Joanne Hayakawa: A Wing and a Prayer II
On View: January 11, 2020–April 19, 2020
Pomona, Calif.— Since 2016, the American Museum of Ceramic Art (AMOCA) has partnered with the Ruth Chandler Williamson Gallery at Scripps College to produce exhibitions of works by guest curators of the Scripps College Ceramic Annual. In January of 2020, San Diego State University Professor Emerita Joanne Hayakawa will curate Duality and Context at the Ceramic Annual. Opening a week earlier at AMOCA, Hayakawa’s exhibition, A Wing and a Prayer II, premieres the newest work in her A Wing and a Prayer series. In addition to this large sculptural work, created especially for this exhibition, a series of Hayakawa’s two-dimensional works will also be exhibited. The opening reception, including a talk by the artist, will take place at AMOCA on January 11, 2020 from 6-9 PM.
Hayakawa explores diametrically opposed pairs in her work. For example, vulnerability is paired with strength, extraordinary is presented alongside mundane, and self-indulgent technology is contrasted with the human condition. Body parts — hearts, brains, spines — are juxtaposed with their botanical counterparts — roses and their thorn encrusted branches and cacti and their rows of spines. Hayakawa’s work uses these pairs to disrupt the viewer’s frame of reference, and to subvert cultural contexts. In this weakened state, the viewer’s own subjectivity becomes accessible, and Hayakawa uses this access to push the viewer toward empathy.
Joanne Hayakawa holds a BFA from the University of California, Santa Barbara, and an MFA from the University of Washington. Her work can be found in the collections of Scripps College, Claremont, the Museum of Contemporary Art, San Diego, and the Nora Eccles Harrison Museum of Art, and Utah State University.
The 76th Scripps Ceramic Annual at the Ruth Chandler Williamson Gallery is the longest running ceramic annual in the country.
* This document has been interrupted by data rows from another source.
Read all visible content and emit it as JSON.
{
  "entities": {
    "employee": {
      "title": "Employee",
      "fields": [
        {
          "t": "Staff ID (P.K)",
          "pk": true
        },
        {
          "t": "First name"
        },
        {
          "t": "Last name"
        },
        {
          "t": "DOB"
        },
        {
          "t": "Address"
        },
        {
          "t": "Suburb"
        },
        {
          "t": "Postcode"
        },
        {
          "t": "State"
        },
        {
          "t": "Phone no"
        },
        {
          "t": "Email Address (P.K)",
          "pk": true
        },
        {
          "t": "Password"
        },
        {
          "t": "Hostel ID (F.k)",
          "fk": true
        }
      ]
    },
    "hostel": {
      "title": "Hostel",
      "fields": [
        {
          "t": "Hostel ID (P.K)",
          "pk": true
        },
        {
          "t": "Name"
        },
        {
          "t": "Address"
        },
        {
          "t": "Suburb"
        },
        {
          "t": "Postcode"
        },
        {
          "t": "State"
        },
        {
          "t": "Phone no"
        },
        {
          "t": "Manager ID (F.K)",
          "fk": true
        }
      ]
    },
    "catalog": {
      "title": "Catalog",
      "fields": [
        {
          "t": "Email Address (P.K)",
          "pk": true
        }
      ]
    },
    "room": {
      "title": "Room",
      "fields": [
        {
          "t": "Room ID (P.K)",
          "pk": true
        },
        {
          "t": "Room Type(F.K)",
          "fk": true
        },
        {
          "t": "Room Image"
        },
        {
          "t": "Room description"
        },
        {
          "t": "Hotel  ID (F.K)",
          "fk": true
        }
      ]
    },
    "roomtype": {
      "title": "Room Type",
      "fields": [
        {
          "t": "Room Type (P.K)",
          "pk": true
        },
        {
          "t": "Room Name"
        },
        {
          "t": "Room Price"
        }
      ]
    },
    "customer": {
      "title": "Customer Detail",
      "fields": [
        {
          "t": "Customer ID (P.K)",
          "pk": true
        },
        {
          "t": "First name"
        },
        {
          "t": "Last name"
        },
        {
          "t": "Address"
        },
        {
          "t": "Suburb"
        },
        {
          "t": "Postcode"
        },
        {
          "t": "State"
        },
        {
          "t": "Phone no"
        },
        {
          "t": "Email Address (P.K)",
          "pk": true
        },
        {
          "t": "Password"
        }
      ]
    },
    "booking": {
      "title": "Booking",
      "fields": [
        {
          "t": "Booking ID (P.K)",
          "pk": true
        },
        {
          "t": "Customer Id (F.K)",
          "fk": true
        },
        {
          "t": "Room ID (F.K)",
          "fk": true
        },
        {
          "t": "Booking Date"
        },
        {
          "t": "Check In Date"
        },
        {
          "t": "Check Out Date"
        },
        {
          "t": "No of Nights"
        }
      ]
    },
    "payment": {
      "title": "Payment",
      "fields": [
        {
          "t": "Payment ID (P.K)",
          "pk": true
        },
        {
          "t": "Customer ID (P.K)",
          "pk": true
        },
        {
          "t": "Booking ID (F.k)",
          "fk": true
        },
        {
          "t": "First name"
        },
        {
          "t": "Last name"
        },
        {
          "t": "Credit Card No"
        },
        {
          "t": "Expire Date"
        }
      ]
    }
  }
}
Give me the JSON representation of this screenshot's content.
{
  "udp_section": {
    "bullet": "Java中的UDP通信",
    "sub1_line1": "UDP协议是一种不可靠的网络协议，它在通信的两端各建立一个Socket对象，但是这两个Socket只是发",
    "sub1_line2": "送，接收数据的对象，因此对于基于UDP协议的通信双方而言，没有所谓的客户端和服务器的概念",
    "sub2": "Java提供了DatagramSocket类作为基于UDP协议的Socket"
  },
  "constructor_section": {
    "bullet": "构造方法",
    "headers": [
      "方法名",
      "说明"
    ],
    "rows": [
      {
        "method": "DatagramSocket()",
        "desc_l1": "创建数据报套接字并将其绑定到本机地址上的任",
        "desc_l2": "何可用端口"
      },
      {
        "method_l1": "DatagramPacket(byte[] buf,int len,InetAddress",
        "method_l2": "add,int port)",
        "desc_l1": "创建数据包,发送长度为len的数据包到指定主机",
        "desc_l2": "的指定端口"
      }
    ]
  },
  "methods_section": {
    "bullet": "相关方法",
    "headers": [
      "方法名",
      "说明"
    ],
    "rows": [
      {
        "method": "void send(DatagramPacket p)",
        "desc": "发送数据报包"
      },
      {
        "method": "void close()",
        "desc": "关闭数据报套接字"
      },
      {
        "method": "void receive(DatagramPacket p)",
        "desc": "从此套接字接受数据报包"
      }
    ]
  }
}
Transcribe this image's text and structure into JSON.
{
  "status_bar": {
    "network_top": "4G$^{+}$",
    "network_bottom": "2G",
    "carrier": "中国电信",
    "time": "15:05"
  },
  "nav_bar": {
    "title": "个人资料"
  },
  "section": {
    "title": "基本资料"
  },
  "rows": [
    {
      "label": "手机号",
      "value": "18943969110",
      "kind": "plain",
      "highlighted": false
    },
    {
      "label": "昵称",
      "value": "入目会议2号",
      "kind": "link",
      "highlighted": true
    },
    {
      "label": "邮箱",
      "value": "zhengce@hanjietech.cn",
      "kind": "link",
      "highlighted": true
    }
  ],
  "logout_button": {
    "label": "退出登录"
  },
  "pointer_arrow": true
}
This year, in the exhibition titled Duality and Context, Hayakawa gathers artists whose work engages with and offers a variety of perspectives on the environment through the lens of duality. “Duality,” she writes, “provides a natural tension with questions, definitions and position(s). We can understand duality to mean opposites, …diversity that is generalized or confrontational or not, parallel paths that have not recognized each other…. I have chosen artists with diverse approaches to literal and figurative environmental perspectives who seem to be wending their way forward through their choices. Ultimately, they are defining or redefining their vision through exploration of two (or more) sides.
The 76th Scripps Ceramic Annual keynote lecture will be given by Garth Johnson, curator of ceramics at the Everson Museum of Art, Syracuse, NY, on January 25 at 4 PM in the Scripps College Humanities Auditorium. The exhibition opening reception, with live music and light refreshments, will follow at the Gallery from 7-9 PM.
The 76th Scripps Ceramic Annual will include works by: Wesley Anderegg, Richard Burkett, Rebecca Hutchinson, Jeff Irwin, Kate MacDowell, Crystal Morey, James Tisdale, Ted Vogel, Patti Warashina, Stan Welsh, and Mary Cale A. Wilson. More information about the “Duality and Context” may be found on the Scripps College website
Education programs are made possible in part by the Ruth and Joseph C. Reed Foundation for the Arts.
The exhibition will be featured on the Museum’s website, as well on Facebook, Instagram, and Twitter using the hashtag #joannehayakawa.